Other schools have also reached out to the Aldrich family for their blessing to pay tribute to Ashlea, Tillie said. “It's so overwhelming because there have been so many people, not just here in Nebraska, not as just an Indian country, but nationwide, who have reached out. And we’ve agreed, because my baby was ignored long enough, and she's not here anymore because of that negligence.”
According to a 2018 report by the Urban Indian Health Institute, there were 5,712 reports of missing Native American and Alaskan Native women in 2016, but only 116 of them were officially logged into a Department of Justice database. Murder is the third leading cause of death for Indigenous women; in some counties, Indigenous women face murder rates ten times higher than the national average. Activists and politicians alike have spent years calling for greater protections for Indigenous women, who are often denied justice due to jurisdictional stalemates between tribal and federal agencies, as well as a perceived apathy by law enforcement. Representative Deb Haaland (D-NM), who is Laguna Pueblo, is helping lead the charge in Congress to ensure that the Violence Against Women Act better protects Native women; the bill and others like it have been stalled by politicians like Senator Mitch McConnell (R-KY) and former Representative Bob Goodlatte (R-VA).
“We need to ensure that tribal police have the resources and the training they need, that the FBI is caring about these crimes, that we can share enough data,” Haaland told MTV News in November, adding that, while it breaks her heart that young people are getting involved, their advocacy makes her hopeful that change is on the way. “In order to ensure that the public cares about an issue, the more we need to get it out there because if people don't know to care about this issue, they're not going to care about it,” she said.

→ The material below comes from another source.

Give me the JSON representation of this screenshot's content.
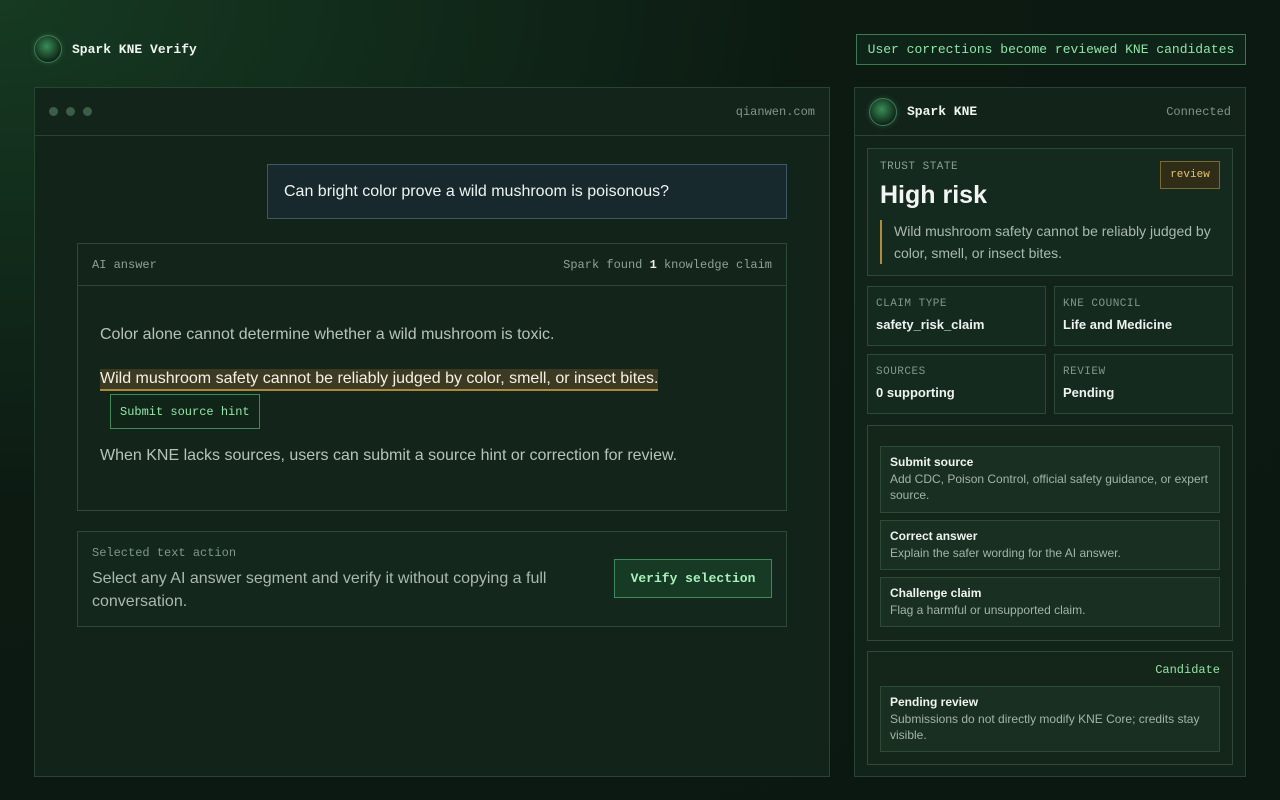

Tillie Aldrich also hopes law enforcement and tribal codes improve so that everyone feels protected, no matter their circumstance. “We have to take care of each other across the board and be fair,” she said. “I think that's what Daunnette stands for, that fairness and trying to bring that awareness and not letting others be ashamed or keep quiet. You can make noise without saying a word, and I think that's what she did that night.”
For her part, Daunnette is focusing on supporting her family and helping further raise community awareness around the unique issues and inequities that Indigenous people face. “My dad and I are planning to organize a unity walk to bring awareness to domestic violence, suicide prevention, and mental health issues — we need to heal as a community, and as individuals,” she explained, calling on the Iroquois tradition of the Great Peacemaker to illustrate her point. “The Great Peacemaker took one arrow and broke it into five pieces and tied them together into a bundle, which was difficult, if not impossible to break,” she said. “That symbol was used to show the people there is strength in unity.”
“For so long, Native voices were always silenced,” Daunnette added. “I hope we can create or change laws that can help protect our women, find them sooner, and provide justice to families who have lost their loved ones.”